Smoked pork with slaw on a toasted bun – the sauce is Marie Sharp’s habanero orange. A pleasant citrus-y taste with a bit of bite.
This poor thing was brought in with two broken legs, the one appears to be less of a problem than the other, going strictly by the casts. I have no other info but he is in good hands at St Francis.Made some mayo from scratch. The other day I roasted a bunch of garlic cloves in olive oil and used a 1/4 c of that oil in this. The recipe for the basic mayo is easy – put an egg with 1/4 c oil in the bowl of a processor, add a pinch of salt and 1/4 tsp of dry mustard and give it a spin. Start drizzling in more oil until you’ve used about a cup, total, or until it gets to the consistency you are going for. I added canola oil for the drizzle. This turned out very garlicky.I used it on this sammich – very good! I assembled it after the photo, and went sans lettuce. That’s more of my maple pepper bacon. Yum!Now here comes Bitsy, slowly, a step at a time. Head on a swivel, looking for threats. She finally made it all of the way in. Yay!This was Taco Tuesday for us. I’m torn between piling on the goodies or going sparingly with them for a better picture. These white corn tortillas are smeared with refried beans, layered with smoked pork, cheddar, shredded cabbage, and pico de gallo.This looks like a short loaf of banana bread but it’s actually made with figs. We had a fairly good batch we weren’t quite sure what to do with.I quartered them and stuck them in the dehydrator overnight – too long, alas. They were barely pliable and too tough. We dropped them into a stout blender and whirled them with water to break them up. The result looked much like bananas that had been pureed so they went into a banana bread recipe.This is one of those soups that come from what I think of as a “bottomless” soup pot – I keep adding to it as we eat out of it. Those diced potatoes were not in there yesterday and I added more carrots. The beef will get scarce after a few iterations, but right now there’s still plenty.I’ll wind this up with another shelter kitteh. This one looks like our own Ginger Boy.
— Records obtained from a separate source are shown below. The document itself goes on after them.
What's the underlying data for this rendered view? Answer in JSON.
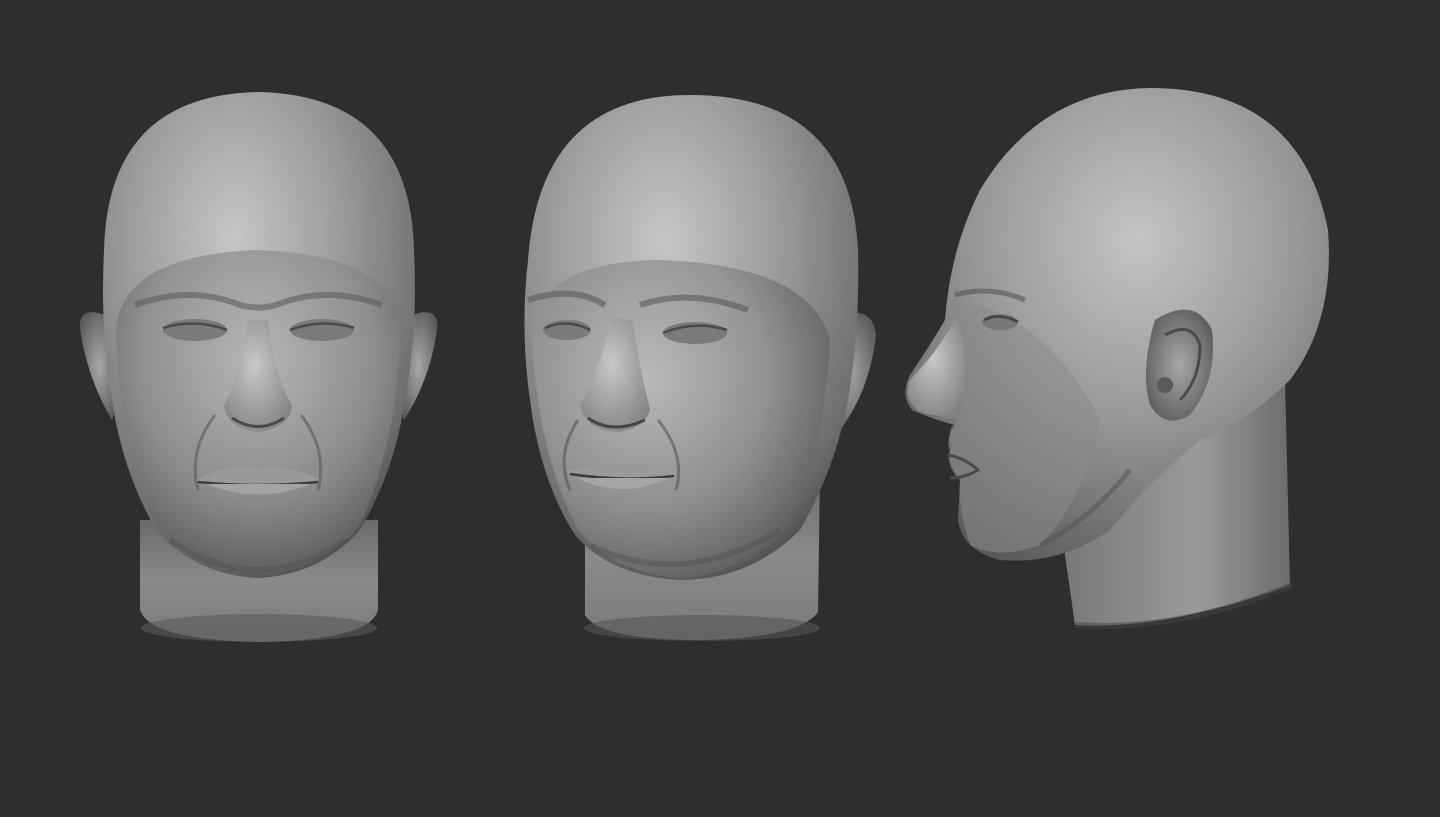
{
  "viewport": {
    "background_color": "#2e2e2e"
  },
  "scene": {
    "material_base_color": "#8c8c8c",
    "material_highlight_color": "#c4c4c4",
    "material_shadow_color": "#3a3a3a",
    "models": [
      {
        "view": "front",
        "icon": "head-front-view"
      },
      {
        "view": "three-quarter",
        "icon": "head-three-quarter-view"
      },
      {
        "view": "side",
        "icon": "head-side-view"
      }
    ]
  }
}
Ribeye is the canonical cheesesteak meat but I nearly always use flat iron steaks. This one was cut thin while semi-frozen and tossed in a bowl with onions, green peppers, and salt and pepper. It marinated for an hour or so – the onions started to wilt a little.That’s provolone starting to melt into the steak and veggies. I turned small stainless bowls upside down over the two piles to help it along.It worked pretty well. This is the closest I’ve come to this particular style of cheesesteak, I usually go with a cheese sauce poured over the meat in the bun, and I think I prefer that method although it is just a touch more trouble.